Is not this the kind of fasting I have chosen: to loose the chains of injustice and untie the cords of the yoke, to set the oppressed free and break every yoke? Is it not to share your food with the hungry and to provide the poor wanderer with shelter— when you see the naked, to clothe them, and not to turn away from your own flesh and blood? Then your light will break forth like the dawn, and your healing will quickly appear; then your righteousness[a] will go before you, and the glory of the LORD will be your rear guard. Then you will call, and the LORD will answer; you will cry for help, and he will say: Here am I. [Isaiah 58:3-9 (NIV)].
Fasting alters our awareness and perception of our self and of the world.
Our ultimate spiritual goal as human beings consists of entering, during our life, into a conscious awareness of the Divine Reality. This means that our soul requires an intimate communion with God. Fasting is a door to that consciousness.
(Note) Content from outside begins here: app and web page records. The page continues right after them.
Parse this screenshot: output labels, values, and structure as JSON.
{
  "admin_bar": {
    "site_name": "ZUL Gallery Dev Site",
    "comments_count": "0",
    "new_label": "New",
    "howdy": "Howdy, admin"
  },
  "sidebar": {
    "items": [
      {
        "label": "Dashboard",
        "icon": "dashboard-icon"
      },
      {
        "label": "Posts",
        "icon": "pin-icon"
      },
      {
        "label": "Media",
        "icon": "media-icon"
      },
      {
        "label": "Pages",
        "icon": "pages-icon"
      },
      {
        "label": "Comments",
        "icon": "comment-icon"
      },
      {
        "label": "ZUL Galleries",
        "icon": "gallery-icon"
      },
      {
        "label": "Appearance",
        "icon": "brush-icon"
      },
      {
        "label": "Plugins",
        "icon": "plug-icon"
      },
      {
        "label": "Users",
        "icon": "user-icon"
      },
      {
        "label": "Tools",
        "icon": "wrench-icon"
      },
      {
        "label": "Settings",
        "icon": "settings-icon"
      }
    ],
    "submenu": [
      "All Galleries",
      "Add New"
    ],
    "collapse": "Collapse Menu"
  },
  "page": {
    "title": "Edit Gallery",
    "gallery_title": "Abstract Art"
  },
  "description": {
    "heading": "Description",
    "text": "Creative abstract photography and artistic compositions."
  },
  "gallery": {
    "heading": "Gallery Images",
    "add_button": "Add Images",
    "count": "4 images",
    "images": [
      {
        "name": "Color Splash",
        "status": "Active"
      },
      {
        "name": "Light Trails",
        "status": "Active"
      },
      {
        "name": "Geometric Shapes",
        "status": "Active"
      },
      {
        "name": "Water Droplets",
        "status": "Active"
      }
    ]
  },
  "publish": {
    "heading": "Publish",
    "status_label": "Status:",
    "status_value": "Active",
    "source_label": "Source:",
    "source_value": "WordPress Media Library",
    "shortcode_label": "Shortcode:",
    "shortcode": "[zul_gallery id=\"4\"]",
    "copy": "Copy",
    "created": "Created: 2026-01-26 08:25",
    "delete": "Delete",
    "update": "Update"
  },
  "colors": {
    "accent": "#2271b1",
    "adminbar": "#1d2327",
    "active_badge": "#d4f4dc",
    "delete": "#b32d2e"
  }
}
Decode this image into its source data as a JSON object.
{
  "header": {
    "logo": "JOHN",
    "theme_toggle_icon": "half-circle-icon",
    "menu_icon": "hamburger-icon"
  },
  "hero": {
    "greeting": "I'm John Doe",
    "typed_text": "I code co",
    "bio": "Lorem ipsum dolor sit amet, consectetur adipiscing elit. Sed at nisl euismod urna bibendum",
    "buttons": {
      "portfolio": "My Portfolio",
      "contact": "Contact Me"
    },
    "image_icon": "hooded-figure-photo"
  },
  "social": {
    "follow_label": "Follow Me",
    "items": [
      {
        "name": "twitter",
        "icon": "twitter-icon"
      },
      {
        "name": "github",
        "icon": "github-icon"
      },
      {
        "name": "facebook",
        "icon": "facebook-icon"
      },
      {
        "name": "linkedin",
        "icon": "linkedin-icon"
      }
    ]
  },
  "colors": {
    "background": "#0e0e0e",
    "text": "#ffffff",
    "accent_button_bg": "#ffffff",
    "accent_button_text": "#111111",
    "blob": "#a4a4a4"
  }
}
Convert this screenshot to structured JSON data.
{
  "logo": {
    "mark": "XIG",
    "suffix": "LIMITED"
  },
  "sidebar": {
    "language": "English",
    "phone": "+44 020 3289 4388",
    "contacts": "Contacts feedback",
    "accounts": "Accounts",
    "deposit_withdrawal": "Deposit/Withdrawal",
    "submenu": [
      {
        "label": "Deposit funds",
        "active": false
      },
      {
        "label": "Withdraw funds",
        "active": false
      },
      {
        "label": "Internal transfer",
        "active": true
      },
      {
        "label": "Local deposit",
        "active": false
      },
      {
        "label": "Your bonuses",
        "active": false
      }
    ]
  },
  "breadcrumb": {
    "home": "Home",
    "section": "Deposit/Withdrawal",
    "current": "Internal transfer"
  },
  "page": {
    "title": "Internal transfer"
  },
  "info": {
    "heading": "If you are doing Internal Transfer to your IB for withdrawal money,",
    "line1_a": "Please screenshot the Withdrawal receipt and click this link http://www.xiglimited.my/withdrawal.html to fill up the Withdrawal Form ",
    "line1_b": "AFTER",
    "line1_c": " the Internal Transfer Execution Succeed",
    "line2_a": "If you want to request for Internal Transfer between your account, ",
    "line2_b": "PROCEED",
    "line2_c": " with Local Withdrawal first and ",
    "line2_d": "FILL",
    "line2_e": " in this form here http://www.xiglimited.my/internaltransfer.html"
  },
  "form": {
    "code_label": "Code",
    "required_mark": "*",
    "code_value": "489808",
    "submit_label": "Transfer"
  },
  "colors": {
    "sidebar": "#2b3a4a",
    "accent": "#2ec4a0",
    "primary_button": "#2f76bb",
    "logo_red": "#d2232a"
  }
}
O YOU who have attained to faith! Fasting is ordained for you as it was ordained for those before you, so that you might remain conscious of God: [Quran 2:183].
Fasting as a religious act increases our sensitivity to that mystery always and everywhere present to us. It is an invitation to awareness, a call to compassion for the needy, a cry of distress, and a song of joy. [Fr. Thomas Ryan].
Fasting is to reaffirm to oneself what Jesus answered Satan when he tempted him at the end of his 40 days of fasting in the wilderness: “Man shall not live by bread alone but by every word that proceeds from the mouth of God” (Mt 4:4). [Pope John Paul II].